            In some ways Davutoğlu was the architect of his own downfall. His deeply flawed foreign policy only succeeded in completely isolating Turkey. Arab countries don’t really trust Turkey, Russia openly loathes and mocks Erdoğan, and the Europeans would really like to keep Turkey in some sort of ante-room to be seen and not heard. The Americans look on in despair at the rapid polarisation in Turkey and the deterioration of the country’s political discourse. But then they grit their teeth and think of Turkey’s geopolitical importance. Perhaps Davutoğlu’s main foreign policy problem as far as Erdoğan is concerned was to be perceived as mildly pro-Western. Erdoğan despises the West. He reacts furiously when Western politicians, journalists, NGOs, etc. scold him for his miserable record on human rights, press freedom, or judicial independence. His only response is loud bravado that ‘Turkey was great once and will be great again’.

            The name of the non-entity who takes over as prime minister is completely irrelevant because his only job will be to enact whatever Erdoğan wants. Cabinet meetings will have the same vibrant discussion, bright ideas, and independent thought as Stalin’s politburo meetings.

The only sliver of good news is that Erdoğan’s Turkey has absolutely no ability to project power beyond its own borders. Erdoğan would love to act like Putin throwing his weight around. But he can’t. He is hemmed in on all sides – if not militarily then politically. The Turkish army is large, but so far has shown no interest at all in moving one meter beyond its borders. From time to time the Air Force chases Kurdish guerrillas into northern Iraq and makes the boulders bounce with a few bombs, but that’s about it.

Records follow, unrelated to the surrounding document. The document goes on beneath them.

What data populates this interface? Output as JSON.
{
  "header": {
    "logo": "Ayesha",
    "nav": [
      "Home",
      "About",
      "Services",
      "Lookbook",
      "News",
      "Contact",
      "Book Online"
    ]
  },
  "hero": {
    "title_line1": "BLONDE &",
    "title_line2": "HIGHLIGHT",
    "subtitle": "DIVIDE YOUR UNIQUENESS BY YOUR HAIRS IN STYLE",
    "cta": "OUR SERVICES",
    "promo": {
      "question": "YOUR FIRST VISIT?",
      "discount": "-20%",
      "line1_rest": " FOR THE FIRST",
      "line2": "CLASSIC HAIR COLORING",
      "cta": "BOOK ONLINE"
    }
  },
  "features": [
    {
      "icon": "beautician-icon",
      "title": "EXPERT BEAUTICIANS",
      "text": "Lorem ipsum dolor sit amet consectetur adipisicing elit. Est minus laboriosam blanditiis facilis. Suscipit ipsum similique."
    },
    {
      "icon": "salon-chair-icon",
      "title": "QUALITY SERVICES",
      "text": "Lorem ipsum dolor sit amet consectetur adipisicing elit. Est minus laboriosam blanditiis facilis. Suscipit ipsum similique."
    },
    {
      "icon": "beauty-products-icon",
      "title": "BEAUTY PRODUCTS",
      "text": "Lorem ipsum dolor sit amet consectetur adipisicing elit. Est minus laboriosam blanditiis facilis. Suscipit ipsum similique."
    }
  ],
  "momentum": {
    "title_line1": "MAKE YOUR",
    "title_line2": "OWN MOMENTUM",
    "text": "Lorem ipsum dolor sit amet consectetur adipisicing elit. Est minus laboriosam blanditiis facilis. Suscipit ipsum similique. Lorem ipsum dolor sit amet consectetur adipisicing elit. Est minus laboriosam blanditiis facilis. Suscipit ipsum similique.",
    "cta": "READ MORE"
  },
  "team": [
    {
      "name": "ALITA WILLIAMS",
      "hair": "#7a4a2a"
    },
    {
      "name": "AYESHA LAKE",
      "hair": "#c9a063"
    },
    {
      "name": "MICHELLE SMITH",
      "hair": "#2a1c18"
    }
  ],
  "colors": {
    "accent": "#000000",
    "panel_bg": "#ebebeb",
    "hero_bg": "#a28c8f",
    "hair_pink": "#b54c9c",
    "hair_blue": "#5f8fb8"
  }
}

In the long run Erdoğan will fail because he is making the same major mistake as his arch-enemy the old Kemalist regime that ruled the Republic with an iron hand for more than 70 years. By alienating a large part of the population the Kemalist regime created fertile recruiting ground for Erdoğan. Erdoğan, too, is alienating a large part of the population. He is trying to force all Turks into his narrow mold of what he thinks a Turk should be. The trouble is, Turks don’t do ‘should’. The country is too diverse, too heterogeneous to fit into anyone’s mold. Erdoğan’s mold, like that of the Kemalist regime’s, will one day break. The only question is ‘How long is the long run?’